Once you’ve haled one, like it or not, it’s time to negotiate. Unfortunately while these driver’s are working for a company, they don’t have customers provided to them from the companies they work for. In turn they operate very similar to the Independent Taxi’s.
One thing you need to think about is whether the driver is asking for soles or dollars. As a tourist, many drivers will give you a rate without telling you it’s in dollars. Be sure to ask or be prepared to overpay. Station Taxi Driver’s set their own rates. And even though I have my own car, on occasion I still need a taxi. Personally, I’ve never been asked to pay more than 35 soles to go anywhere in the city. Short trips of just a few blocks should never be more than 5 soles, while longer ones can run 18-25 soles.
Station Taxi driver either own or rent the car they are driving. However most are rented. They sign a contract with the owner and literally do what they want with the car doing what’s called “Puerta Libre” or “Open Door”. This means the driver pays for the unit 6 days a week and the 7th is free. This also means the driver’s take the car’s home with them as if it was their own car’s. If they damage the vehicle they don’t care because it’s not theirs. The owner then tries to get the driver to pay a small amount extra with every payment. The payment to is cover the repairs which almost never happens. So the cycle continues and you end up with run down cars and drivers who don’t care.
How do I Identify A Station Taxi?
In the picture above you’ll see the car has a Black and White checkered pattern on the side. This is one way but there are others.
Some will have a sticker on the door indicating they’re “Taxi Estacion”.
You’ll also read on many blogs that legal taxis are yellow.
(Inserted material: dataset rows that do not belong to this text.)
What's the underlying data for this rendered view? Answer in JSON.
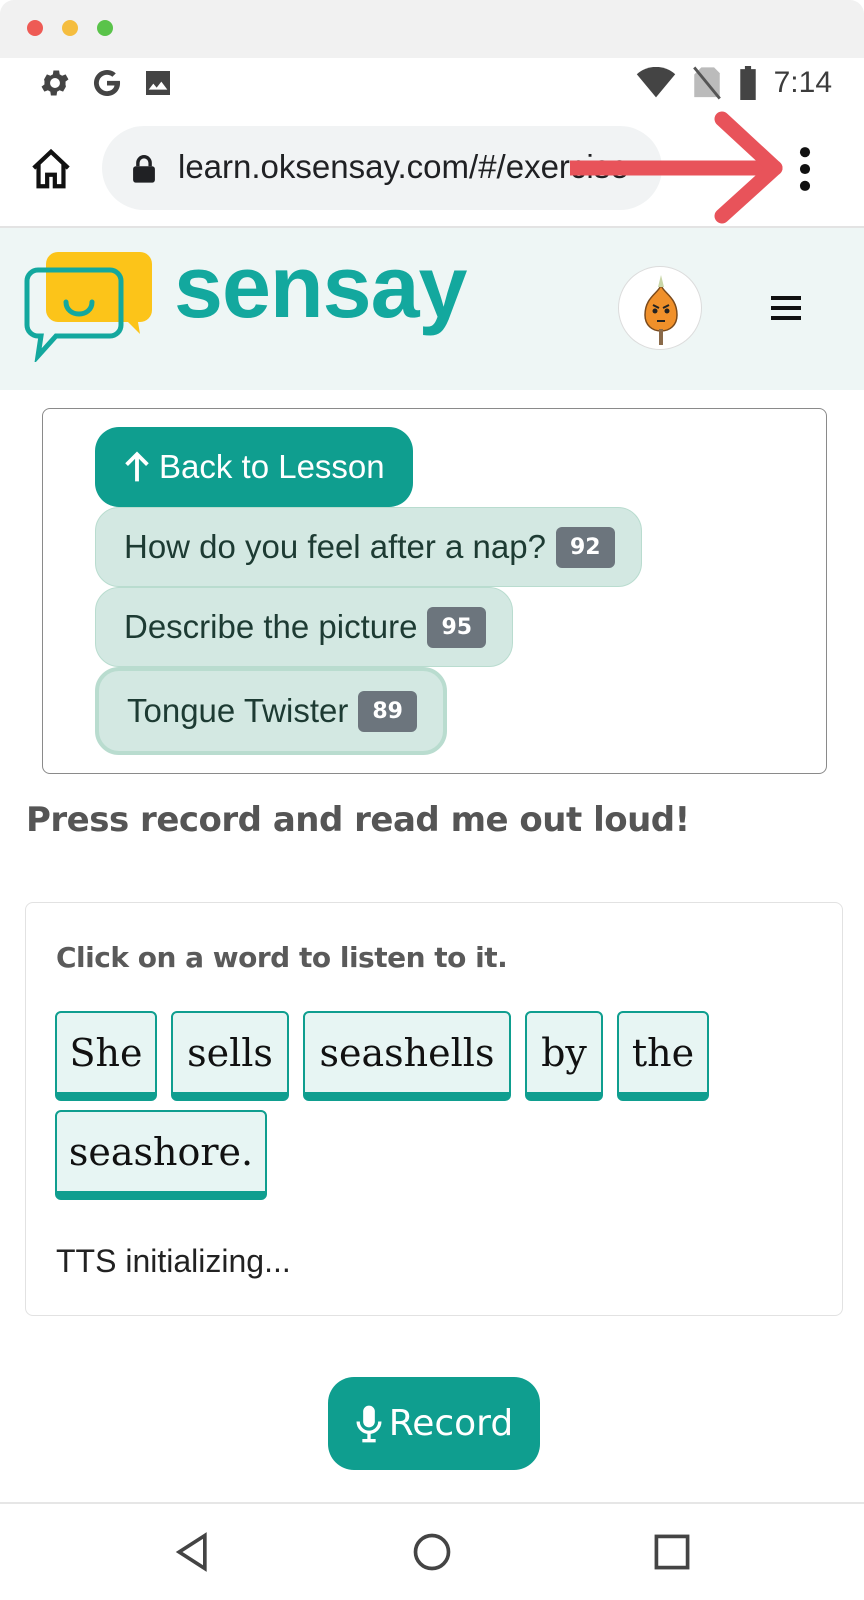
{
  "browser": {
    "url": "learn.oksensay.com/#/exercise",
    "clock": "7:14"
  },
  "header": {
    "brand": "sensay"
  },
  "exercises": {
    "back_label": "Back to Lesson",
    "items": [
      {
        "label": "How do you feel after a nap?",
        "count": "92"
      },
      {
        "label": "Describe the picture",
        "count": "95"
      },
      {
        "label": "Tongue Twister",
        "count": "89"
      }
    ]
  },
  "main": {
    "instruction": "Press record and read me out loud!",
    "card_hint": "Click on a word to listen to it.",
    "words": [
      "She",
      "sells",
      "seashells",
      "by",
      "the",
      "seashore."
    ],
    "tts_status": "TTS initializing...",
    "record_label": "Record"
  },
  "colors": {
    "brand": "#13a89e",
    "button": "#0f9e8f",
    "chip_bg": "#e7f5f3",
    "exercise_bg": "#d3e8e2",
    "badge": "#6c757d",
    "annotation_arrow": "#e8535a"
  }
}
That said Station Taxi’s are required to be painted “White”. As a legal taxi business here in Peru, I can tell you that’s not 100% accurate and he reason it’s not is that there are competing laws between Lima and Callao.
Lima and Callao signed an agreement with each other allowing taxis registered in either district to circulate in each other’s district without problems. That being said Lima does have a law on the books saying all Station taxi’s must be White.
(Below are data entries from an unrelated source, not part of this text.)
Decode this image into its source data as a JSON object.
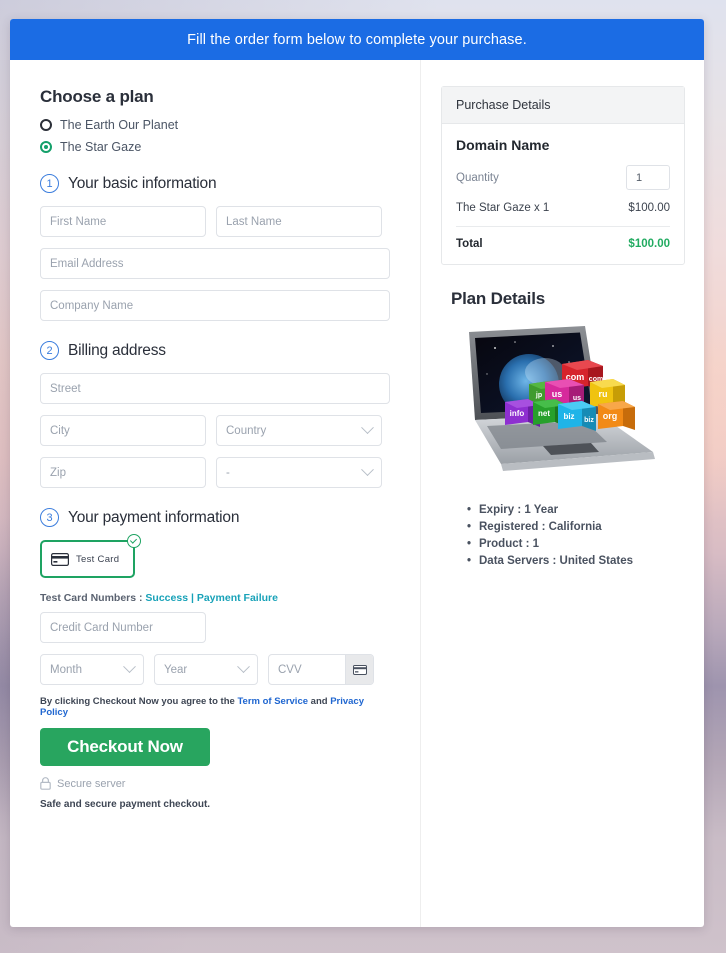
{
  "banner": {
    "text": "Fill the order form below to complete your purchase."
  },
  "plan_section": {
    "title": "Choose a plan",
    "options": [
      {
        "label": "The Earth Our Planet",
        "selected": false
      },
      {
        "label": "The Star Gaze",
        "selected": true
      }
    ]
  },
  "steps": [
    {
      "number": "1",
      "title": "Your basic information"
    },
    {
      "number": "2",
      "title": "Billing address"
    },
    {
      "number": "3",
      "title": "Your payment information"
    }
  ],
  "basic_info": {
    "first_name_placeholder": "First Name",
    "last_name_placeholder": "Last Name",
    "email_placeholder": "Email Address",
    "company_placeholder": "Company Name"
  },
  "billing": {
    "street_placeholder": "Street",
    "city_placeholder": "City",
    "country_placeholder": "Country",
    "zip_placeholder": "Zip",
    "state_placeholder": "-"
  },
  "payment": {
    "tile_label": "Test Card",
    "test_numbers_prefix": "Test Card Numbers :",
    "success_link": "Success",
    "separator": "|",
    "failure_link": "Payment Failure",
    "card_number_placeholder": "Credit Card Number",
    "month_placeholder": "Month",
    "year_placeholder": "Year",
    "cvv_placeholder": "CVV"
  },
  "footer": {
    "agree_prefix": "By clicking Checkout Now you agree to the",
    "terms_link": "Term of Service",
    "agree_mid": "and",
    "privacy_link": "Privacy Policy",
    "checkout_label": "Checkout Now",
    "secure_text": "Secure server",
    "safe_text": "Safe and secure payment checkout."
  },
  "purchase": {
    "header": "Purchase Details",
    "domain_name": "Domain Name",
    "quantity_label": "Quantity",
    "quantity_value": "1",
    "item_label": "The Star Gaze x 1",
    "item_price": "$100.00",
    "total_label": "Total",
    "total_price": "$100.00"
  },
  "plan_details": {
    "title": "Plan Details",
    "bullets": [
      "Expiry : 1 Year",
      "Registered : California",
      "Product : 1",
      "Data Servers : United States"
    ],
    "image_cubes": [
      {
        "label": "com",
        "color": "#d6242c"
      },
      {
        "label": "jp",
        "color": "#3f9b2e"
      },
      {
        "label": "us",
        "color": "#d62a9c"
      },
      {
        "label": "ru",
        "color": "#f0c310"
      },
      {
        "label": "info",
        "color": "#8e2fd0"
      },
      {
        "label": "net",
        "color": "#27a02b"
      },
      {
        "label": "biz",
        "color": "#1fb4e8"
      },
      {
        "label": "org",
        "color": "#f28a16"
      }
    ]
  },
  "colors": {
    "banner_blue": "#1b6ce4",
    "accent_green": "#28a55f",
    "step_blue": "#3b7ddd",
    "link_teal": "#18a2b8"
  }
}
So Why All The Confusion?
The Municipality of Lima has postponed the obligation to paint authorized Station Taxi’s White until December 31 of 2019 or until determined by the ATU. However as of April 2020 nothing has changed and in my opinion, this is still a long way off following the Covid-19 countrywide shutdown. All of that said both Lima and the ATU have decided the extension does not affect the mandatory use of the checkered stripe on the sides of the vehicle to identify the service. Unfortunately to date there has been no recent update to provide you with more information.
The Municipality of Lima has also stated there are more than 70,000 legally registered Taxis in the municipality of Lima (remember Lima is not Callao)
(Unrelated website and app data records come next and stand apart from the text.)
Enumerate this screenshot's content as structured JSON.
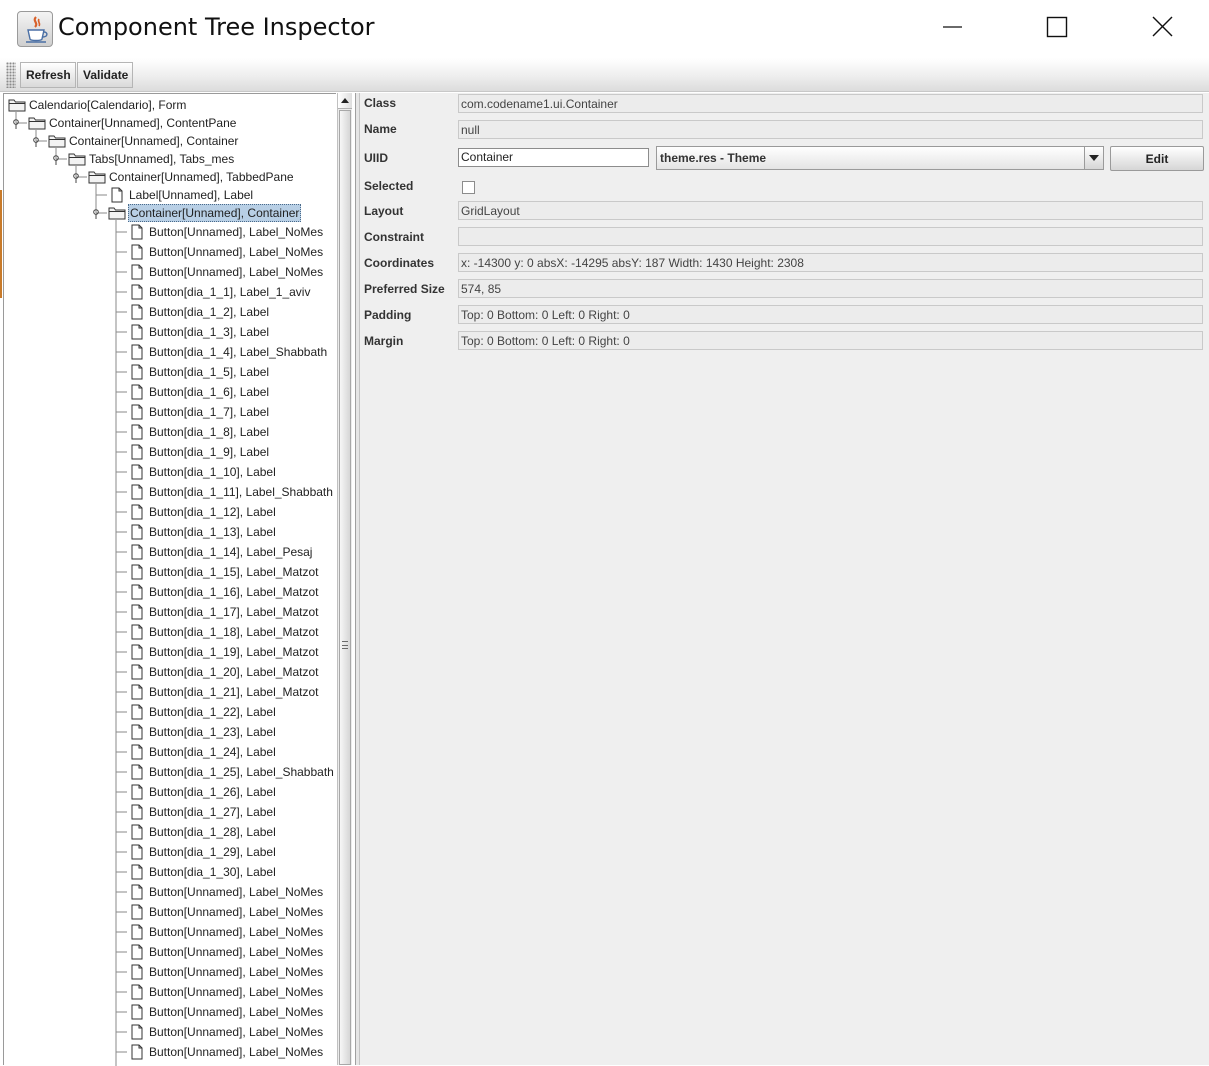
{
  "window": {
    "title": "Component Tree Inspector"
  },
  "toolbar": {
    "refresh_label": "Refresh",
    "validate_label": "Validate"
  },
  "tree": {
    "nodes": [
      {
        "label": "Calendario[Calendario], Form",
        "type": "folder",
        "depth": 0,
        "expanded": true
      },
      {
        "label": "Container[Unnamed], ContentPane",
        "type": "folder",
        "depth": 1,
        "expanded": true
      },
      {
        "label": "Container[Unnamed], Container",
        "type": "folder",
        "depth": 2,
        "expanded": true
      },
      {
        "label": "Tabs[Unnamed], Tabs_mes",
        "type": "folder",
        "depth": 3,
        "expanded": true
      },
      {
        "label": "Container[Unnamed], TabbedPane",
        "type": "folder",
        "depth": 4,
        "expanded": true
      },
      {
        "label": "Label[Unnamed], Label",
        "type": "file",
        "depth": 5
      },
      {
        "label": "Container[Unnamed], Container",
        "type": "folder",
        "depth": 5,
        "expanded": true,
        "selected": true
      },
      {
        "label": "Button[Unnamed], Label_NoMes",
        "type": "file",
        "depth": 6
      },
      {
        "label": "Button[Unnamed], Label_NoMes",
        "type": "file",
        "depth": 6
      },
      {
        "label": "Button[Unnamed], Label_NoMes",
        "type": "file",
        "depth": 6
      },
      {
        "label": "Button[dia_1_1], Label_1_aviv",
        "type": "file",
        "depth": 6
      },
      {
        "label": "Button[dia_1_2], Label",
        "type": "file",
        "depth": 6
      },
      {
        "label": "Button[dia_1_3], Label",
        "type": "file",
        "depth": 6
      },
      {
        "label": "Button[dia_1_4], Label_Shabbath",
        "type": "file",
        "depth": 6
      },
      {
        "label": "Button[dia_1_5], Label",
        "type": "file",
        "depth": 6
      },
      {
        "label": "Button[dia_1_6], Label",
        "type": "file",
        "depth": 6
      },
      {
        "label": "Button[dia_1_7], Label",
        "type": "file",
        "depth": 6
      },
      {
        "label": "Button[dia_1_8], Label",
        "type": "file",
        "depth": 6
      },
      {
        "label": "Button[dia_1_9], Label",
        "type": "file",
        "depth": 6
      },
      {
        "label": "Button[dia_1_10], Label",
        "type": "file",
        "depth": 6
      },
      {
        "label": "Button[dia_1_11], Label_Shabbath",
        "type": "file",
        "depth": 6
      },
      {
        "label": "Button[dia_1_12], Label",
        "type": "file",
        "depth": 6
      },
      {
        "label": "Button[dia_1_13], Label",
        "type": "file",
        "depth": 6
      },
      {
        "label": "Button[dia_1_14], Label_Pesaj",
        "type": "file",
        "depth": 6
      },
      {
        "label": "Button[dia_1_15], Label_Matzot",
        "type": "file",
        "depth": 6
      },
      {
        "label": "Button[dia_1_16], Label_Matzot",
        "type": "file",
        "depth": 6
      },
      {
        "label": "Button[dia_1_17], Label_Matzot",
        "type": "file",
        "depth": 6
      },
      {
        "label": "Button[dia_1_18], Label_Matzot",
        "type": "file",
        "depth": 6
      },
      {
        "label": "Button[dia_1_19], Label_Matzot",
        "type": "file",
        "depth": 6
      },
      {
        "label": "Button[dia_1_20], Label_Matzot",
        "type": "file",
        "depth": 6
      },
      {
        "label": "Button[dia_1_21], Label_Matzot",
        "type": "file",
        "depth": 6
      },
      {
        "label": "Button[dia_1_22], Label",
        "type": "file",
        "depth": 6
      },
      {
        "label": "Button[dia_1_23], Label",
        "type": "file",
        "depth": 6
      },
      {
        "label": "Button[dia_1_24], Label",
        "type": "file",
        "depth": 6
      },
      {
        "label": "Button[dia_1_25], Label_Shabbath",
        "type": "file",
        "depth": 6
      },
      {
        "label": "Button[dia_1_26], Label",
        "type": "file",
        "depth": 6
      },
      {
        "label": "Button[dia_1_27], Label",
        "type": "file",
        "depth": 6
      },
      {
        "label": "Button[dia_1_28], Label",
        "type": "file",
        "depth": 6
      },
      {
        "label": "Button[dia_1_29], Label",
        "type": "file",
        "depth": 6
      },
      {
        "label": "Button[dia_1_30], Label",
        "type": "file",
        "depth": 6
      },
      {
        "label": "Button[Unnamed], Label_NoMes",
        "type": "file",
        "depth": 6
      },
      {
        "label": "Button[Unnamed], Label_NoMes",
        "type": "file",
        "depth": 6
      },
      {
        "label": "Button[Unnamed], Label_NoMes",
        "type": "file",
        "depth": 6
      },
      {
        "label": "Button[Unnamed], Label_NoMes",
        "type": "file",
        "depth": 6
      },
      {
        "label": "Button[Unnamed], Label_NoMes",
        "type": "file",
        "depth": 6
      },
      {
        "label": "Button[Unnamed], Label_NoMes",
        "type": "file",
        "depth": 6
      },
      {
        "label": "Button[Unnamed], Label_NoMes",
        "type": "file",
        "depth": 6
      },
      {
        "label": "Button[Unnamed], Label_NoMes",
        "type": "file",
        "depth": 6
      },
      {
        "label": "Button[Unnamed], Label_NoMes",
        "type": "file",
        "depth": 6
      }
    ]
  },
  "properties": {
    "class_label": "Class",
    "class_value": "com.codename1.ui.Container",
    "name_label": "Name",
    "name_value": "null",
    "uiid_label": "UIID",
    "uiid_value": "Container",
    "theme_selected": "theme.res - Theme",
    "edit_label": "Edit",
    "selected_label": "Selected",
    "selected_checked": false,
    "layout_label": "Layout",
    "layout_value": "GridLayout",
    "constraint_label": "Constraint",
    "constraint_value": "",
    "coordinates_label": "Coordinates",
    "coordinates_value": "x: -14300 y: 0 absX: -14295 absY: 187 Width: 1430 Height: 2308",
    "preferred_size_label": "Preferred Size",
    "preferred_size_value": "574, 85",
    "padding_label": "Padding",
    "padding_value": "Top: 0 Bottom: 0 Left: 0 Right: 0",
    "margin_label": "Margin",
    "margin_value": "Top: 0 Bottom: 0 Left: 0 Right: 0"
  },
  "icons": {
    "app": "java-cup-icon",
    "minimize": "minimize-icon",
    "maximize": "maximize-icon",
    "close": "close-icon",
    "folder": "folder-icon",
    "file": "file-icon",
    "dropdown": "chevron-down-icon"
  },
  "colors": {
    "selection_bg": "#b8cfe5",
    "panel_bg": "#efefef"
  }
}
Not to confuse you any more. Don’t worry about the color of the car. One sure way to tell if the car and driver are a real taxi is to ask the driver for his ATU document.